"He'd always meet me at the mall at King of Prussia, in the parking lot," Demopoulos said. "He was always a little late, coming out of Saks, or whatever. I was at my car, standing up looking for him. I took out my briefcase. Slammed the door. I realized the car was running. The doors were locked. I'm not saying anything. I just didn't want to listen to him. I decided to leave it.

"We always took his car. He gets out of his car and goes to the other side. I'd get in the driver's seat. I always drove. I figured my car would run out of gas and he'd drop me off and then I'd get somebody to open it and I'd go get some gas.

"As soon as I go to pull away - we're almost away - he goes, 'I think your car is running. ' I said, 'No, it's not. ' I start driving away. He made me drive back. I couldn't believe it. He can't hear. He can't see. But he noticed. I just didn't want to listen to him bust on me. Not just the two hours to Harrisburg. For the rest of my life. "

Demopoulos said Chaney actually didn't say much about it: "I think he really liked the fact that I would go to that length not to tell him. "

Occasionally, his players have thought of an angle Chaney didn't have covered.

"He always wants the women to have as much time on the court," said Drew Golin, a manager from 1995 to 2000. "That was always big with him. As soon as he saw the first women's player come in, the practice was over. So the players got the idea they'd tell the women's players to come on out there."

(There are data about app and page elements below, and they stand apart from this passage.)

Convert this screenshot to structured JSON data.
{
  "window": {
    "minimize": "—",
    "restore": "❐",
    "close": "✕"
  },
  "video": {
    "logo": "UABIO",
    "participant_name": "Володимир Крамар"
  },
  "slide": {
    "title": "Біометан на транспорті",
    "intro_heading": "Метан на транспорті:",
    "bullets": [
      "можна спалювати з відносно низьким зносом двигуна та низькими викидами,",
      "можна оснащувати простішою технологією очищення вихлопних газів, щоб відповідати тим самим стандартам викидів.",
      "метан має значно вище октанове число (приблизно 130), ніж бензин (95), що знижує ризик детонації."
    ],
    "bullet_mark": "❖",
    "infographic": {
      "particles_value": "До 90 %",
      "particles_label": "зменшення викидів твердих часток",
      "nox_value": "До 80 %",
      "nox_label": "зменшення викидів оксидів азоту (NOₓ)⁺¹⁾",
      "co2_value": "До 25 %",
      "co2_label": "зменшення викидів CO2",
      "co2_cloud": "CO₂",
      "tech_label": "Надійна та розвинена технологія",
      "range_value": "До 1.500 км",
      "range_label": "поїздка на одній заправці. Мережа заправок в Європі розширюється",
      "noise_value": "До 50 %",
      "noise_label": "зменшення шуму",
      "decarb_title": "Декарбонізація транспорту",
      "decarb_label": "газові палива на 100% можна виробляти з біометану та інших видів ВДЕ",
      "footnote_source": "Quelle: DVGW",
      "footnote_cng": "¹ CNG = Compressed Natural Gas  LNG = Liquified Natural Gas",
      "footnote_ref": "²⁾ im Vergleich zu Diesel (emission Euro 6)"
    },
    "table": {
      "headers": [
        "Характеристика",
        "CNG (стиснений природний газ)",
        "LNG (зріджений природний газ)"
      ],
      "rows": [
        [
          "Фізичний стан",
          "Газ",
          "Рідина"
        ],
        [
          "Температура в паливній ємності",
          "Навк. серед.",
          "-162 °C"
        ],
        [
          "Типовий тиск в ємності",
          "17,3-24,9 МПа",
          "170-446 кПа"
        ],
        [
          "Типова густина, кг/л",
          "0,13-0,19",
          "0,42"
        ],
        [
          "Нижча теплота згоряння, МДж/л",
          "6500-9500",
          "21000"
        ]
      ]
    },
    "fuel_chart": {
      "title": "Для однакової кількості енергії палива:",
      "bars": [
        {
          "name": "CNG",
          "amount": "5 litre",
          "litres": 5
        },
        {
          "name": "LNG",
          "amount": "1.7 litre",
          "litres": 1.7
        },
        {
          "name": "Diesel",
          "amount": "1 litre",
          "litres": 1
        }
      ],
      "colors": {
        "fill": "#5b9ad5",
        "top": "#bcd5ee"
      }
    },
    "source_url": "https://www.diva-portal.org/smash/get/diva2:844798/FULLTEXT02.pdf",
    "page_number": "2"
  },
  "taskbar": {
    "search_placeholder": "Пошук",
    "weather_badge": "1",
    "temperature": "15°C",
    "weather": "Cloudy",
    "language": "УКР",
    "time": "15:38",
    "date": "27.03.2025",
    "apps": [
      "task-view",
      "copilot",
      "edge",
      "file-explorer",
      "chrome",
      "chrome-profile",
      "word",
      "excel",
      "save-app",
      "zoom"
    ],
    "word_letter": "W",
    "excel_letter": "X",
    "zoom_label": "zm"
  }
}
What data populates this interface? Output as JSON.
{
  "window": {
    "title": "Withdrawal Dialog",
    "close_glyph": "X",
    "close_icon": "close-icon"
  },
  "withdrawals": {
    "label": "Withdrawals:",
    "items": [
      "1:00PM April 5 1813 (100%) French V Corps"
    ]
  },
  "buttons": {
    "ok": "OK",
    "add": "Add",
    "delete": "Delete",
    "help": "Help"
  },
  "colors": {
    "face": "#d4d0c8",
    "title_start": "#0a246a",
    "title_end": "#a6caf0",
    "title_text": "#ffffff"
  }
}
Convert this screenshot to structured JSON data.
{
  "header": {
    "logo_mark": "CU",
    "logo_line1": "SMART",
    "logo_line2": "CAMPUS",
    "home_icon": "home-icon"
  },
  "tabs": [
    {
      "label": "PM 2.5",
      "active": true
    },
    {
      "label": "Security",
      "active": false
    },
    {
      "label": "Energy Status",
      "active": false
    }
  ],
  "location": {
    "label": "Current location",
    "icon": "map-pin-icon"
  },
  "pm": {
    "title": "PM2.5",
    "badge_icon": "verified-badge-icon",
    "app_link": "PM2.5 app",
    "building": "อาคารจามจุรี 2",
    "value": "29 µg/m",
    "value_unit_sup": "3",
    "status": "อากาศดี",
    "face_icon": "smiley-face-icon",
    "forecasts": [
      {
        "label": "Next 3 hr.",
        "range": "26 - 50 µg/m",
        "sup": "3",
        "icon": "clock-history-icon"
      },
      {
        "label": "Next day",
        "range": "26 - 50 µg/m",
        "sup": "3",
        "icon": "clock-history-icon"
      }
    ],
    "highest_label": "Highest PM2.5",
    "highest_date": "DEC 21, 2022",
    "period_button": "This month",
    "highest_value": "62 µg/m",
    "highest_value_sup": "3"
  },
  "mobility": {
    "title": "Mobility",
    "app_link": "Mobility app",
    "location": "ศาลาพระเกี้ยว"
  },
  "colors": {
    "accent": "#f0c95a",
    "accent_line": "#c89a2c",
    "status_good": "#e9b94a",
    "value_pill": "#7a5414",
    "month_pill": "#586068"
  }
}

You know the one-eyed-jack stare Chaney would fix on referees? You wouldn't figure him to be on the favorites list of any officials. You'd be wrong, according to Mickey Crowley, the supervisor of officials for the Atlantic Ten Conference.

"Everybody sees him. They say, 'Boy, how do you deal with that guy?' " said Crowley, who officiated many big Temple games and is retiring as the league's supervisor after this season. "If there's any coach in the country that's loved by referees, it's Chaney. He will explode. But he is so up-front. And 99 percent of the time, he's sitting there. "

Crowley tells two stories. One was about the Temple game Crowley worked at Nevada-Las Vegas. A UNLV player on the bench tapped a ball going out of bounds back onto the court, leading to the game-winning basket in the final seconds. The referees didn't see it, and neither did anybody from Temple until a tape was played a few days later.

"About five days later, I'm working at Temple. I felt awful. As we get ready to start the game, I went to say something to Chaney. He sticks his finger in my nose. He says, 'I don't want to hear a word from you. You couldn't have possibly seen what happened. I was closer to the play than you were and I didn't see it. So you just shut up and go referee. ' "

Another time, Crowley was at McGonigle Hall working a game: "John was up quite a few points, which for him was probably about six points. Near the end, he didn't have any time-outs. He wanted to get a sub in. He's screaming at me. I'm like, what is he talking about? He never hollers at me. He keeps screaming, 'I've got to get a sub in. ' I call a three-second violation [against Temple]. All 10 guys are in the backcourt. He starts screaming, 'How can it be three seconds? There's nobody in the frontcourt. ' I said, 'You want the sub in or don't you? ' He said, 'Oh, yeah, good idea.' "


Jason Ivey, now an assistant coach at Missouri-Kansas City, played at Temple from 1992 to '96. Then he played professionally in Australia and China before he suffered a broken ankle. That's when he went home to Alabama and worked on a production line.

That work quickly gave him the idea to call his old coach, who worked it out so Ivey could work in Temple's basketball office as a graduate assistant.

"That got me where I am today," Ivey said.

The image of Chaney as father figure was always true in his case, Ivey added.

"He's such a perfectionist, so serious on the court. A lot of people were always like, 'How could you play for him? ' But off the court, he was always laughing. He always had some crazy food he wanted you to try, some pickled pigs feet or something. "

Ivey was one of several freshmen playing against Michigan in the NCAA West Regional final in 1993.

“He just kept saying, ‘Grow up. ' That stuck with me for a long time,” Ivey said. “That was all he said. I think we did grow up. "